  7. I already made this several months ago. It was so good. You are right, you need to make 2 it goes so fast. I am going to make another one today. Can’t wait to eat it

    1. Hi Bonnie, so happy you like it! I usually make 2, and freeze one in two portions as there’s only two of us but it stops us eating it all at once!!!
      Please enjoy and happy baking!

      1. Thank you. That is a great idea, making 2. I doubled it and made one. Yes, I will have to eat it all. Next time I will do 2 individual ones and freeze one. Good idea.so I don’t eat it all.

  8. Comment author image

    Angiel Andre Bielomaz

    says:

    Baking this right now, the only changes I did… I used everything organic ingredients, also used Gluten free All Purpose Baking Flour…. can’t wait to taste them yummies!

    1. hey Angiel, sounds good! I’ve never used gluten free flour for this recipe so please let me know how it turns out in case anyone else would like to use it too! I’m sure you will love it!

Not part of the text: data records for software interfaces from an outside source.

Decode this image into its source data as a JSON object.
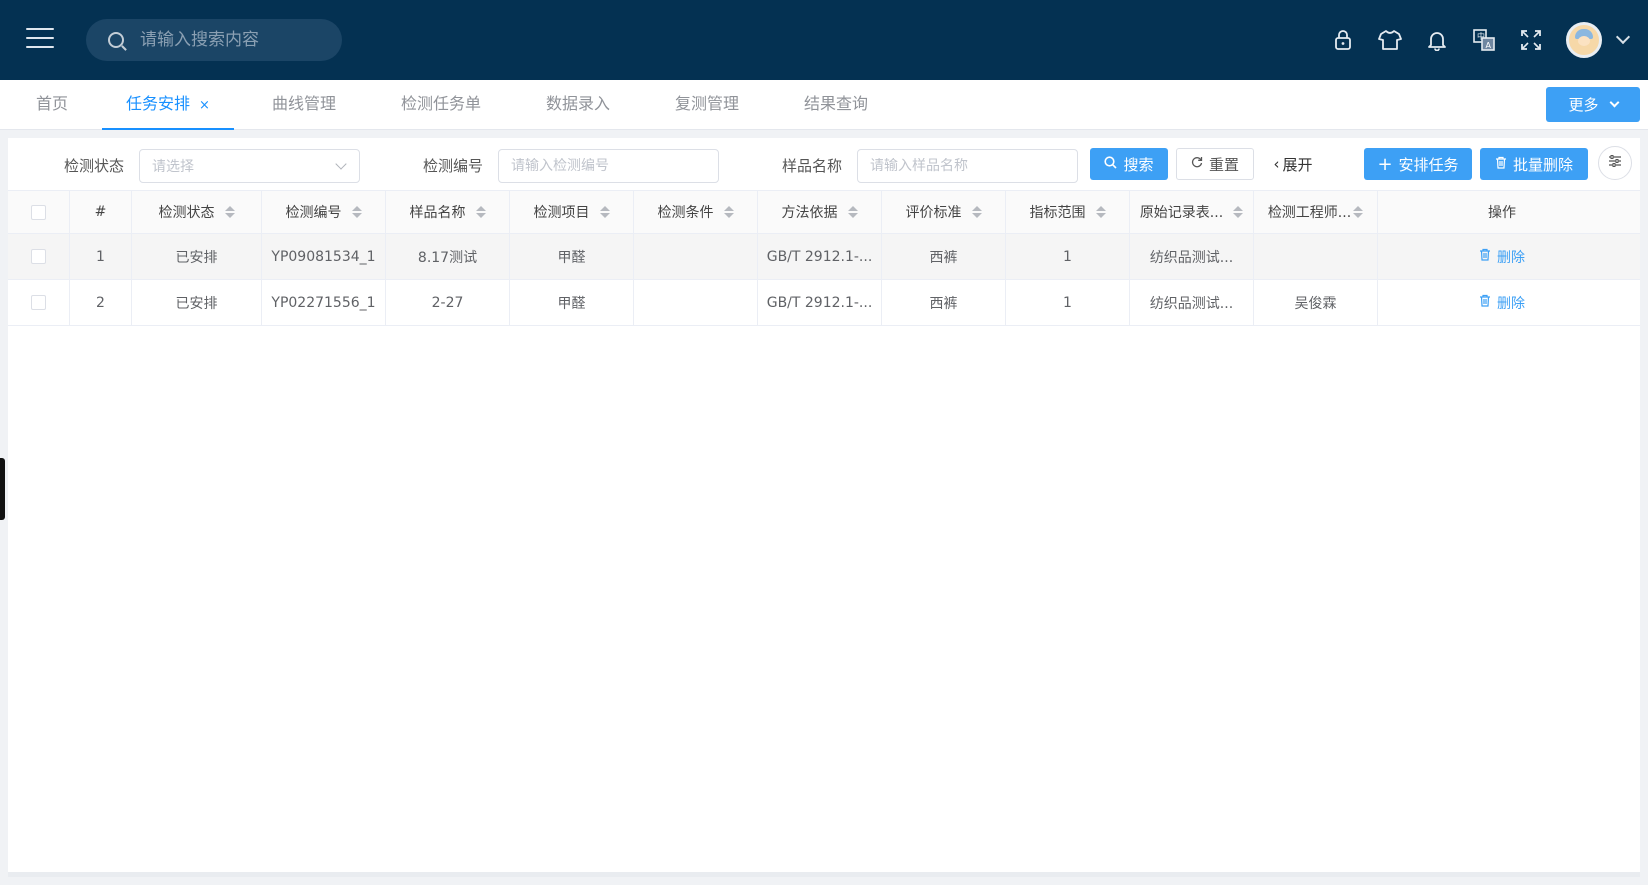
{
  "header": {
    "search_placeholder": "请输入搜索内容",
    "icons": [
      "lock-icon",
      "shirt-icon",
      "bell-icon",
      "translate-icon",
      "fullscreen-icon"
    ]
  },
  "tabs": [
    {
      "label": "首页"
    },
    {
      "label": "任务安排",
      "active": true,
      "close": "×"
    },
    {
      "label": "曲线管理"
    },
    {
      "label": "检测任务单"
    },
    {
      "label": "数据录入"
    },
    {
      "label": "复测管理"
    },
    {
      "label": "结果查询"
    }
  ],
  "more_label": "更多",
  "filters": {
    "status_label": "检测状态",
    "status_placeholder": "请选择",
    "code_label": "检测编号",
    "code_placeholder": "请输入检测编号",
    "sample_label": "样品名称",
    "sample_placeholder": "请输入样品名称",
    "search_btn": "搜索",
    "reset_btn": "重置",
    "expand_btn": "展开",
    "arrange_btn": "安排任务",
    "batch_delete_btn": "批量删除"
  },
  "table": {
    "columns": [
      "#",
      "检测状态",
      "检测编号",
      "样品名称",
      "检测项目",
      "检测条件",
      "方法依据",
      "评价标准",
      "指标范围",
      "原始记录表...",
      "检测工程师...",
      "操作"
    ],
    "rows": [
      {
        "index": "1",
        "status": "已安排",
        "code": "YP09081534_1",
        "sample": "8.17测试",
        "item": "甲醛",
        "condition": "",
        "method": "GB/T 2912.1-...",
        "standard": "西裤",
        "range": "1",
        "record": "纺织品测试...",
        "engineer": "",
        "action": "删除"
      },
      {
        "index": "2",
        "status": "已安排",
        "code": "YP02271556_1",
        "sample": "2-27",
        "item": "甲醛",
        "condition": "",
        "method": "GB/T 2912.1-...",
        "standard": "西裤",
        "range": "1",
        "record": "纺织品测试...",
        "engineer": "吴俊霖",
        "action": "删除"
      }
    ]
  },
  "colors": {
    "header_bg": "#043152",
    "primary": "#3da0f5"
  }
}
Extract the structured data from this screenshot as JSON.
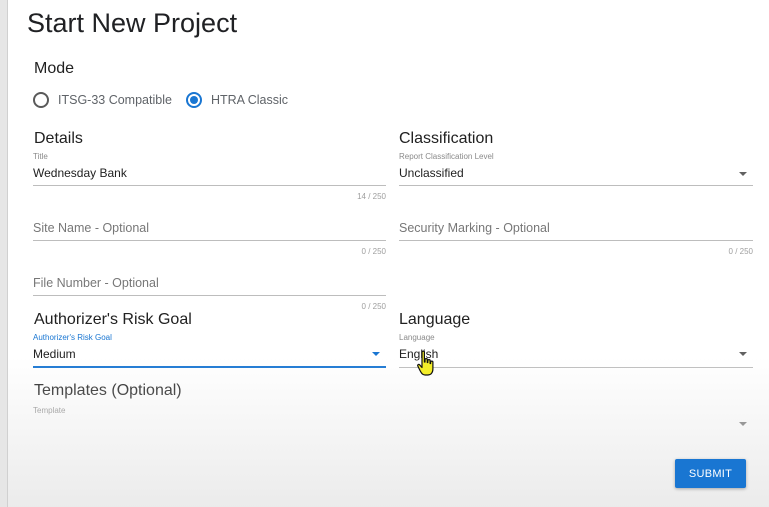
{
  "page": {
    "title": "Start New Project"
  },
  "mode": {
    "heading": "Mode",
    "options": [
      {
        "label": "ITSG-33 Compatible",
        "selected": false
      },
      {
        "label": "HTRA Classic",
        "selected": true
      }
    ]
  },
  "details": {
    "heading": "Details",
    "title_field": {
      "label": "Title",
      "value": "Wednesday Bank",
      "counter": "14 / 250"
    },
    "site_name": {
      "placeholder": "Site Name - Optional",
      "counter": "0 / 250"
    },
    "file_number": {
      "placeholder": "File Number - Optional",
      "counter": "0 / 250"
    }
  },
  "classification": {
    "heading": "Classification",
    "level_field": {
      "label": "Report Classification Level",
      "value": "Unclassified"
    },
    "security_marking": {
      "placeholder": "Security Marking - Optional",
      "counter": "0 / 250"
    }
  },
  "risk_goal": {
    "heading": "Authorizer's Risk Goal",
    "field": {
      "label": "Authorizer's Risk Goal",
      "value": "Medium"
    }
  },
  "language": {
    "heading": "Language",
    "field": {
      "label": "Language",
      "value": "English"
    }
  },
  "templates": {
    "heading": "Templates (Optional)",
    "field": {
      "label": "Template",
      "value": ""
    }
  },
  "actions": {
    "submit_label": "SUBMIT"
  },
  "colors": {
    "accent": "#1976d2"
  },
  "cursor": {
    "icon": "hand-pointer-icon"
  }
}
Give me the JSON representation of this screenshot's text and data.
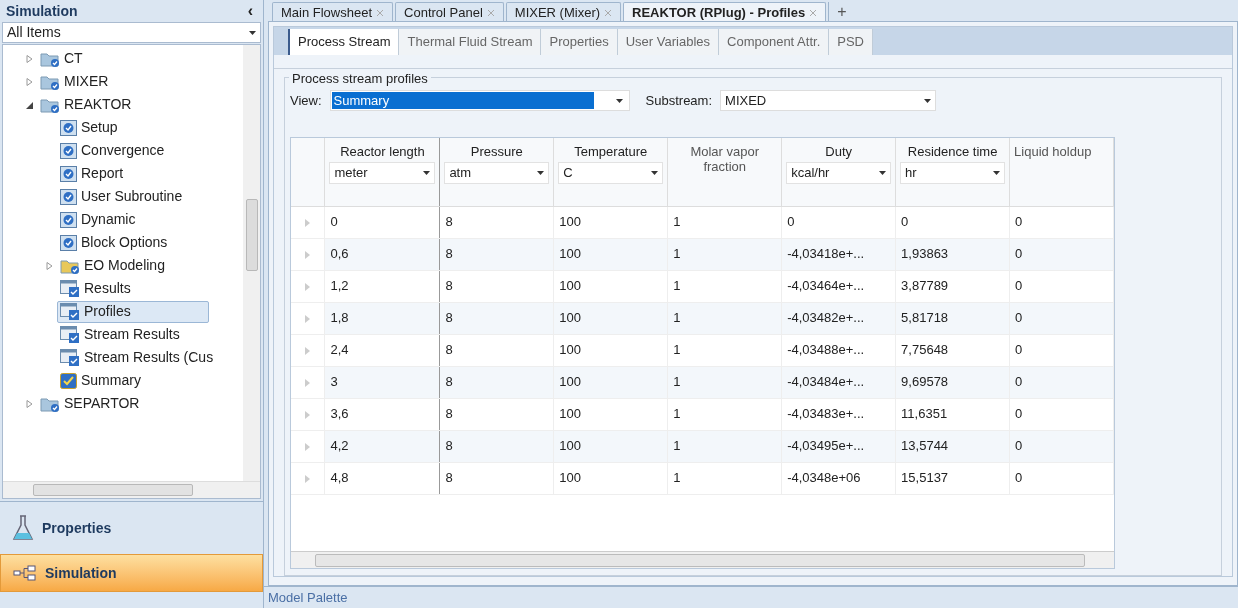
{
  "sidebar": {
    "title": "Simulation",
    "collapse_glyph": "‹",
    "filter": "All Items",
    "tree": [
      {
        "label": "CT",
        "kind": "folder",
        "expanded": false,
        "selected": false
      },
      {
        "label": "MIXER",
        "kind": "folder",
        "expanded": false,
        "selected": false
      },
      {
        "label": "REAKTOR",
        "kind": "folder",
        "expanded": true,
        "selected": false,
        "children": [
          {
            "label": "Setup",
            "kind": "form",
            "selected": false
          },
          {
            "label": "Convergence",
            "kind": "form",
            "selected": false
          },
          {
            "label": "Report",
            "kind": "form",
            "selected": false
          },
          {
            "label": "User Subroutine",
            "kind": "form",
            "selected": false
          },
          {
            "label": "Dynamic",
            "kind": "form",
            "selected": false
          },
          {
            "label": "Block Options",
            "kind": "form",
            "selected": false
          },
          {
            "label": "EO Modeling",
            "kind": "yellow-folder",
            "expanded": false,
            "selected": false
          },
          {
            "label": "Results",
            "kind": "result",
            "selected": false
          },
          {
            "label": "Profiles",
            "kind": "result",
            "selected": true
          },
          {
            "label": "Stream Results",
            "kind": "result",
            "selected": false
          },
          {
            "label": "Stream Results (Cus",
            "kind": "result",
            "selected": false
          },
          {
            "label": "Summary",
            "kind": "summary",
            "selected": false
          }
        ]
      },
      {
        "label": "SEPARTOR",
        "kind": "folder",
        "expanded": false,
        "selected": false
      }
    ],
    "nav": [
      {
        "label": "Properties",
        "kind": "flask",
        "selected": false
      },
      {
        "label": "Simulation",
        "kind": "tree",
        "selected": true
      }
    ]
  },
  "doc_tabs": [
    {
      "label": "Main Flowsheet",
      "selected": false
    },
    {
      "label": "Control Panel",
      "selected": false
    },
    {
      "label": "MIXER (Mixer)",
      "selected": false
    },
    {
      "label": "REAKTOR (RPlug) - Profiles",
      "selected": true
    }
  ],
  "new_tab_glyph": "+",
  "form_tabs": [
    {
      "label": "Process Stream",
      "selected": true
    },
    {
      "label": "Thermal Fluid Stream",
      "selected": false
    },
    {
      "label": "Properties",
      "selected": false
    },
    {
      "label": "User Variables",
      "selected": false
    },
    {
      "label": "Component Attr.",
      "selected": false
    },
    {
      "label": "PSD",
      "selected": false
    }
  ],
  "group": {
    "title": "Process stream profiles",
    "view_label": "View:",
    "view": "Summary",
    "substream_label": "Substream:",
    "substream": "MIXED"
  },
  "table": {
    "columns": [
      {
        "heading": "Reactor length",
        "unit": "meter"
      },
      {
        "heading": "Pressure",
        "unit": "atm"
      },
      {
        "heading": "Temperature",
        "unit": "C"
      },
      {
        "heading": "Molar vapor fraction"
      },
      {
        "heading": "Duty",
        "unit": "kcal/hr"
      },
      {
        "heading": "Residence time",
        "unit": "hr"
      },
      {
        "heading": "Liquid holdup"
      }
    ],
    "rows": [
      [
        "0",
        "8",
        "100",
        "1",
        "0",
        "0",
        "0"
      ],
      [
        "0,6",
        "8",
        "100",
        "1",
        "-4,03418e+...",
        "1,93863",
        "0"
      ],
      [
        "1,2",
        "8",
        "100",
        "1",
        "-4,03464e+...",
        "3,87789",
        "0"
      ],
      [
        "1,8",
        "8",
        "100",
        "1",
        "-4,03482e+...",
        "5,81718",
        "0"
      ],
      [
        "2,4",
        "8",
        "100",
        "1",
        "-4,03488e+...",
        "7,75648",
        "0"
      ],
      [
        "3",
        "8",
        "100",
        "1",
        "-4,03484e+...",
        "9,69578",
        "0"
      ],
      [
        "3,6",
        "8",
        "100",
        "1",
        "-4,03483e+...",
        "11,6351",
        "0"
      ],
      [
        "4,2",
        "8",
        "100",
        "1",
        "-4,03495e+...",
        "13,5744",
        "0"
      ],
      [
        "4,8",
        "8",
        "100",
        "1",
        "-4,0348e+06",
        "15,5137",
        "0"
      ]
    ]
  },
  "status_bar": "Model Palette"
}
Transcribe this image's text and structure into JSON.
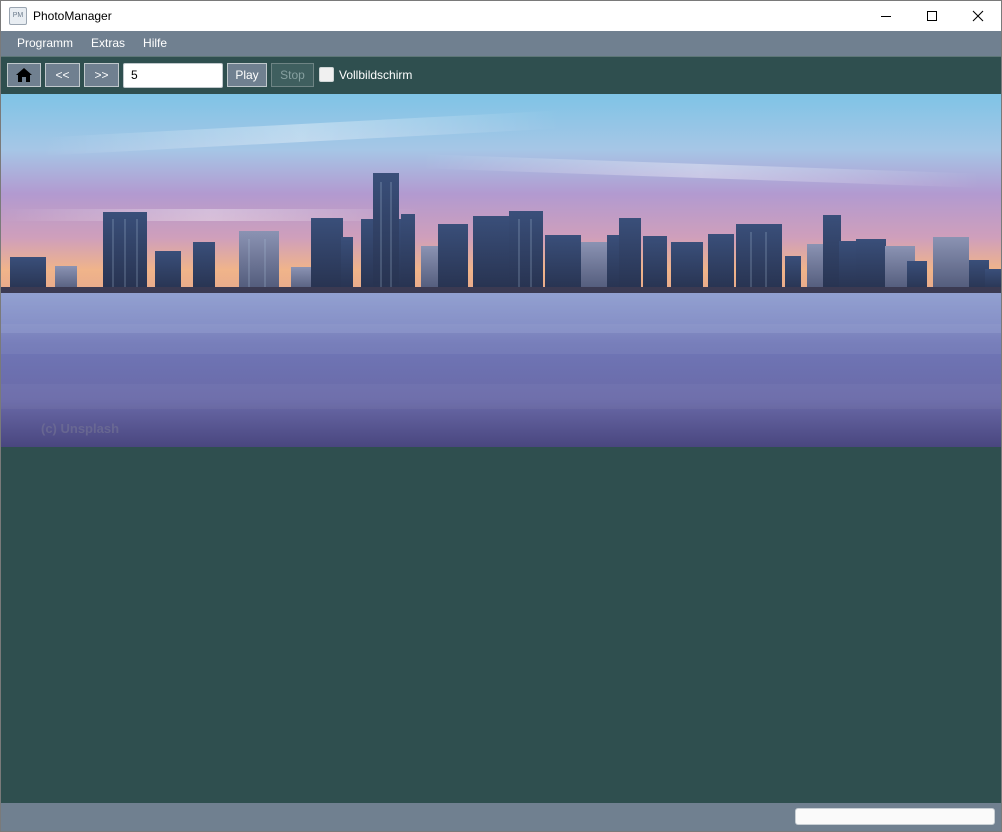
{
  "window": {
    "title": "PhotoManager",
    "icon_text": "PM"
  },
  "menu": {
    "items": [
      "Programm",
      "Extras",
      "Hilfe"
    ]
  },
  "toolbar": {
    "home_icon": "home-icon",
    "prev_label": "<<",
    "next_label": ">>",
    "interval_value": "5",
    "play_label": "Play",
    "stop_label": "Stop",
    "fullscreen_label": "Vollbildschirm",
    "fullscreen_checked": false
  },
  "image": {
    "watermark": "(c) Unsplash"
  },
  "status": {
    "progress": 0
  },
  "colors": {
    "background": "#2f4f4f",
    "bars": "#708090"
  }
}
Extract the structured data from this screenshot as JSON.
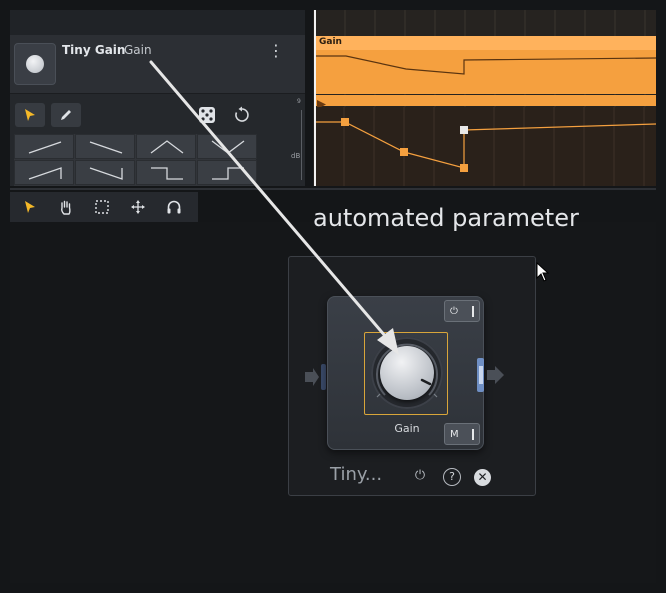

      1. Comment author image

        Angiel Andre Bielomaz

        says:

        It turned out really good, I can eat the whole thing… thx for this yummy recipe<3

      2. owww so happy!!!!! and yes, it’s one of those cakes you just can’t stop eating!!!! next time you make one, try with a little ground almonds, gosh, they are lovely too! Glad it went well :)

  9. Comment author image

    Teresa Cullip

    says:

    Just took this out of the oven. Although it doesn’t look quite as pretty as your picture, I was surprised at my attempt!! Can.t wait to eat it!! I love baking and love trying new recipes. This recipe was very easy.

  10. Since I didn’t have almond extract on hand, I tried making this with the coconut substitution noted, as well as pandan extract instead of almond. I used sweetened coconut instead of almond slice, laying it quite thickly so it gave a nice crunchy topping. I found that using shredded coconut in the cake as suggested (despite the fact that I put it through a blender to make it as fine as I could) seemed to adversely affect the consistency and baking time. However, the result – while slightly undercooked – was still promising, so I was wondering if you have any thoughts on how else to add coconut flavour. Would something like powdered coconut milk work as a substitute?

    1. Hi Jeff, firstly it’s refreshing to see you have tried using other flavours! Regarding the consistency after adding the shredded coconut into the batter, I am assuming it was too ‘dry’? I would advise keeping what you did but also either adding an extra egg to the mix, or 2-3 tablespoons of coconut milk to ‘loosen’ the batter slightly. Of course cooking times may vary since the recipe is changed, but you can keep an eye out by using the clean toothpick guide when the time is nearly up.The other option if you wanted to have a coconut flavour is just by adding coconut extract to the batter and not adding any shredded coconut. this will give you the flavour you’re after, but you won’t have that slightly chewy texture in the cake if there is no shredded coconut in it. As a tip, if ever you need to ‘loosen’ a cake batter, start by adding 1 tablespoon of milk at a time, stir and see if it is the consistency you need. I hope this helps!

  11. Can’t seem to get the pretty scoring down pat. Every time I have done it, the lines sink in and close over so that you can’t even see the scoring. Advice?

    1. Hi KJB,
      I imagine the mix is too ‘wet’ or too soft so your lovely lines are sinking. If you take a look again at Step 4, it says to push the batter in the case with your hand /back of a spoon, so in other words, it should be quite ‘stiff’, allowing you to make the lines. Are you working in a hot kitchen? I’m wondering if the batter is melting as you are making it? If you have used the correct measures, that is the only other reason why I can see the batter becoming too ‘wet’ or melted so you can’t make those lines. I know many others included me, have made this cake without any problems, so it does work!
      Mary